When my sister and I were about 6 and 7 Daddy pastored a church in a coastal town in Central California, where the parsonage was in a racially-mixed neighborhood. We thought nothing of the fact that we played with Black children. We went into each others’ homes and each others’ apron-clad mothers gave us drinks of water and fresh-baked cookies. I only remember feeling acceptance and friendliness.
Then we moved to a valley town where 2/3 of the student body in our elementary school were Black and Mexican-American, many the children of transient farm workers. In this school in the 1950s, I first experienced racial tension. There I first heard the “N” word used. We were naive little girls, unprepared for the sights of gangs fighting on the playing fields, busloads of kids shaking their fists and yelling out the windows. As insults and epithets flew, I thought, “What is this?!” At the age of 9 I didn’t know anything about the civil rights movement taking place in our country.
I do remember Daddy driving us to a farm workers camp and the shock and sadness I felt when I saw how some of my classmates lived. No sidewalks, no trees, no grass. Just dirt and squalid shacks that couldn’t really be called buildings. No indoor plumbing, out by the cotton fields, with no respite from the hot sun.
Some of our little friends at school bragged about how they didn’t have to go to school during the cotton harvest. They were going to pick cotton with their family and make lots of money! Bev and I went home and told our parents we wanted to pick cotton and make money and not have to go to school! Mother shook her head. “Girls, you don’t know what you’re talking about. It’s back-breaking work. The cotton plants cut your hands and make them bleed. And the farm workers get paid very little. Those children’s parents need the extra money their children make just to help them subsist.” I had a hard time believing my mother. When we drove by fields of ripe cotton, the bursting heads looked white and soft as cotton balls.

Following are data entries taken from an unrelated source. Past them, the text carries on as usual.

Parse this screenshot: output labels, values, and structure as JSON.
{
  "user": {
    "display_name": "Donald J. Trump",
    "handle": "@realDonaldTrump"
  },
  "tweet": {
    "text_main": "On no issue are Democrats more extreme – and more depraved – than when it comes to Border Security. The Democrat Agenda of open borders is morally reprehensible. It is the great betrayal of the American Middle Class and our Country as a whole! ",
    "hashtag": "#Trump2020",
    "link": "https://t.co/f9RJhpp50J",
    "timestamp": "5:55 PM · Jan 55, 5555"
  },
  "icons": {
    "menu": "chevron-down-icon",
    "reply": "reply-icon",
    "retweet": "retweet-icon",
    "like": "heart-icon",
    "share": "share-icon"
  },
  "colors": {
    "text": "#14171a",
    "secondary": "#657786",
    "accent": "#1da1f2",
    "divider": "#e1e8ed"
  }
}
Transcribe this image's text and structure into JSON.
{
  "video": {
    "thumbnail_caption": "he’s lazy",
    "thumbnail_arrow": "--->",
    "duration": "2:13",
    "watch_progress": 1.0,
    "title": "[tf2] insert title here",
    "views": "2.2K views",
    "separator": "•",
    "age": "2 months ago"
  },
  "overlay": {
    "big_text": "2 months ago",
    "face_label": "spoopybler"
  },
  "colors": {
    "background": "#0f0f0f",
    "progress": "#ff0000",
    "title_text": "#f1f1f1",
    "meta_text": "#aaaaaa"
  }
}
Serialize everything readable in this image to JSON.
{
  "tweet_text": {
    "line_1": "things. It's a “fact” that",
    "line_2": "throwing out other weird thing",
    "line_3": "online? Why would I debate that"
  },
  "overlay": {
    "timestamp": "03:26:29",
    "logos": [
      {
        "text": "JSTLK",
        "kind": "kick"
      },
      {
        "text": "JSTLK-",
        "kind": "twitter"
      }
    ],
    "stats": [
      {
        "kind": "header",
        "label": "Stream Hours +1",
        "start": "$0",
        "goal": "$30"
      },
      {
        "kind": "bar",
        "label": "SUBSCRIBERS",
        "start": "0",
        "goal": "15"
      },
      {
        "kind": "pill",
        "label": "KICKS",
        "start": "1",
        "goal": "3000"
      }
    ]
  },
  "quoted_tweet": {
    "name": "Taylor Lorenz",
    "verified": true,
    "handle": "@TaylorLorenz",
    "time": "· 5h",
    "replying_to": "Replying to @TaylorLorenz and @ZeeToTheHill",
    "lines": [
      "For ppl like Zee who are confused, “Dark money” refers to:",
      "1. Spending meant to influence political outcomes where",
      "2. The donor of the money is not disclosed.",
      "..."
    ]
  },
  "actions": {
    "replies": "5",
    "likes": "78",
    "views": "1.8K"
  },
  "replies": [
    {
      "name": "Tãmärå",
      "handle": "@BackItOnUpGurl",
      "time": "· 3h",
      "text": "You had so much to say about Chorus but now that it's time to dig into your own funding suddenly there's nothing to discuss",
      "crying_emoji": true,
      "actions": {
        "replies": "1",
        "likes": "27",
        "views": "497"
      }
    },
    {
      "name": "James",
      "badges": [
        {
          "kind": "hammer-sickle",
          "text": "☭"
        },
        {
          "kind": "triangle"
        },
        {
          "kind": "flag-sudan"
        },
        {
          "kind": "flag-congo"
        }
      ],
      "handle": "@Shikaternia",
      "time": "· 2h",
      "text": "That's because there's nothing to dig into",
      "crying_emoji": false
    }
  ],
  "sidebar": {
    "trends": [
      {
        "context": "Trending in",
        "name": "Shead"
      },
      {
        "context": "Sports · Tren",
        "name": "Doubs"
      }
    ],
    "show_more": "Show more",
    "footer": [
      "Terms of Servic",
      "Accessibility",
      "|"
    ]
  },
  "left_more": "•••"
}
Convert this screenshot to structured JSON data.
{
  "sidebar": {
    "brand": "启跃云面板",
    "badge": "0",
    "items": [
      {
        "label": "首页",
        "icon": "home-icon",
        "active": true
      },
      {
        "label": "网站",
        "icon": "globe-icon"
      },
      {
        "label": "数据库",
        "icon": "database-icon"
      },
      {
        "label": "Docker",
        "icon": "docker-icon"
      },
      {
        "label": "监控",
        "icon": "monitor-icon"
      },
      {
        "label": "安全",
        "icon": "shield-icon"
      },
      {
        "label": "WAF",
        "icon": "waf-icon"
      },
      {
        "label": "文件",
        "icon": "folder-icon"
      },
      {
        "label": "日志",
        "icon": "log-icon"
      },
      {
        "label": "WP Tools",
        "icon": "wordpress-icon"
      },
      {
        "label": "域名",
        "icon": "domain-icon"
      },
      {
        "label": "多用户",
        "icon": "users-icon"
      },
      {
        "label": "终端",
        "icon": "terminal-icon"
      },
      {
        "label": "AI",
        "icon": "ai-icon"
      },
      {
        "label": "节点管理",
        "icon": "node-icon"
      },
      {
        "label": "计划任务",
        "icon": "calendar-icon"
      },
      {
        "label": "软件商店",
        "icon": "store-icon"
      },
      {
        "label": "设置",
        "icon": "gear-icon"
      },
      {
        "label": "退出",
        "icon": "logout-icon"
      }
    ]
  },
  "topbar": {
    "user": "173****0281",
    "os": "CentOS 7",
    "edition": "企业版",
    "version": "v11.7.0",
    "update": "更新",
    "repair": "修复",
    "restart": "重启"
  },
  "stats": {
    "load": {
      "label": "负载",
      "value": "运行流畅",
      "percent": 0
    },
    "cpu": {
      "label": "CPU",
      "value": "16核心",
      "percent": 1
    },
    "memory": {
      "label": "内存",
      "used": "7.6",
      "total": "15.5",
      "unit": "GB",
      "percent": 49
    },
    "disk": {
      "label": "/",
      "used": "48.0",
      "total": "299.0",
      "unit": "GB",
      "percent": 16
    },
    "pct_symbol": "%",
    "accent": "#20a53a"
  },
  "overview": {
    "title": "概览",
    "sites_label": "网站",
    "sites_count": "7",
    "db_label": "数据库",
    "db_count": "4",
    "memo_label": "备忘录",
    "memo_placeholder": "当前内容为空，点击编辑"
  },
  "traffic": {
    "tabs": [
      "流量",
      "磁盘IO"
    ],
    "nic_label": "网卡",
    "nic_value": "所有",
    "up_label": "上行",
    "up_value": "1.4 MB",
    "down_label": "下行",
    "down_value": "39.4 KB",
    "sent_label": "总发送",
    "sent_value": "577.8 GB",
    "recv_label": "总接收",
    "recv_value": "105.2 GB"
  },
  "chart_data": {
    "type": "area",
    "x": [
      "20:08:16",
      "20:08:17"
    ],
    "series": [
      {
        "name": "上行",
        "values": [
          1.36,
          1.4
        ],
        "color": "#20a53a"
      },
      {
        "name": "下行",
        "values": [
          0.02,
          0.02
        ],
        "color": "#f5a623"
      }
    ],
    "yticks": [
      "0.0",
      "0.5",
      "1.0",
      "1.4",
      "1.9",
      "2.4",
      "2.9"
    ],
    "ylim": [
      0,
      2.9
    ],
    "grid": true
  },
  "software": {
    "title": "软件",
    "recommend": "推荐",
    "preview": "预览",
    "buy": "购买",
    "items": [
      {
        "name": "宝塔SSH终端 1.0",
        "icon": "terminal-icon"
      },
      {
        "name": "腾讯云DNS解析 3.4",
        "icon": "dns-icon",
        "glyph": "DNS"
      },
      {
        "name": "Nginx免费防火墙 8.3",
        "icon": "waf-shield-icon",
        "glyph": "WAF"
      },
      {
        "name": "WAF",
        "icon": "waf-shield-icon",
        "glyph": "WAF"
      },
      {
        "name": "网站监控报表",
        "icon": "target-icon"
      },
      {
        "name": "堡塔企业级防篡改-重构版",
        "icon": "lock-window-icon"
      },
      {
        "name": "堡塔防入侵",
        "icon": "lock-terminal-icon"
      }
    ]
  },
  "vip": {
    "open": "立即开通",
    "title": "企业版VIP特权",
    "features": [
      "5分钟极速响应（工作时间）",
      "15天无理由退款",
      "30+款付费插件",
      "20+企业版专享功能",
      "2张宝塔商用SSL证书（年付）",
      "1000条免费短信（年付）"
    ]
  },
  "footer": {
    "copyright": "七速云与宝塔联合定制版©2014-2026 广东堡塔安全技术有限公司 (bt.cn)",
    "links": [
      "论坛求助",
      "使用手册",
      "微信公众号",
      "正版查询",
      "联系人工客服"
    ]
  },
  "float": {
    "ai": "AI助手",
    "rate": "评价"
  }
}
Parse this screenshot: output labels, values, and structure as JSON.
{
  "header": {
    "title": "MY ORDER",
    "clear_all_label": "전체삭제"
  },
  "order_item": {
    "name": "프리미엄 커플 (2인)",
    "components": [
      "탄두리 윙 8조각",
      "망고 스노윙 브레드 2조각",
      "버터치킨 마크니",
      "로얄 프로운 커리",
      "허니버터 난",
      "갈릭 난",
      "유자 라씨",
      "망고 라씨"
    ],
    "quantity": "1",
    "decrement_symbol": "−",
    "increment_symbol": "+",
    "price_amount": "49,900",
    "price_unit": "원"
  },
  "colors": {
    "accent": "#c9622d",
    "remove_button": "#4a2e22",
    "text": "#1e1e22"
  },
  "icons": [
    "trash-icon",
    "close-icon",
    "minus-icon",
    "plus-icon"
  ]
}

We were learning about divides between people groups that couldn’t be crossed.
My second-grade sister had a more personal learning experience. She got into an argument with another little girl on the playground, probably over the rules of a four-square game or something. It just happened that the other girl was Black. As the girls hurled insults at each other, the worst thing my sister could think to say was, “You’re nothing but a big chocolate sundae.” Understandably, the girl took offense. She could have yelled back: “Well, you’re just plain vanilla ice cream.” Instead she hit my sister pretty hard and by the time I showed up on the scene, there was my sister on the ground, crying. I got scared and ran home (we lived across the street from the school) to tell our parents Bev was hurt. Daddy came to the school, found that only Bev’s pride was wounded, and made her apologize to the girl.
Well, that was really hard for Bev to do. But later, she and the little Black girl became friends. When Bev had her 8th birthday party, she invited this girl. The picture above shows the two of them with me (age 9) in the middle.
If only reconciliation were always that simple.
Or maybe it is that simple:
Wise and caring authority figures who bring us together, don’t hide from suffering, help us face the truth about ourselves and each other, encourage asking for and receiving forgiveness, then give us opportunities to celebrate our common humanity.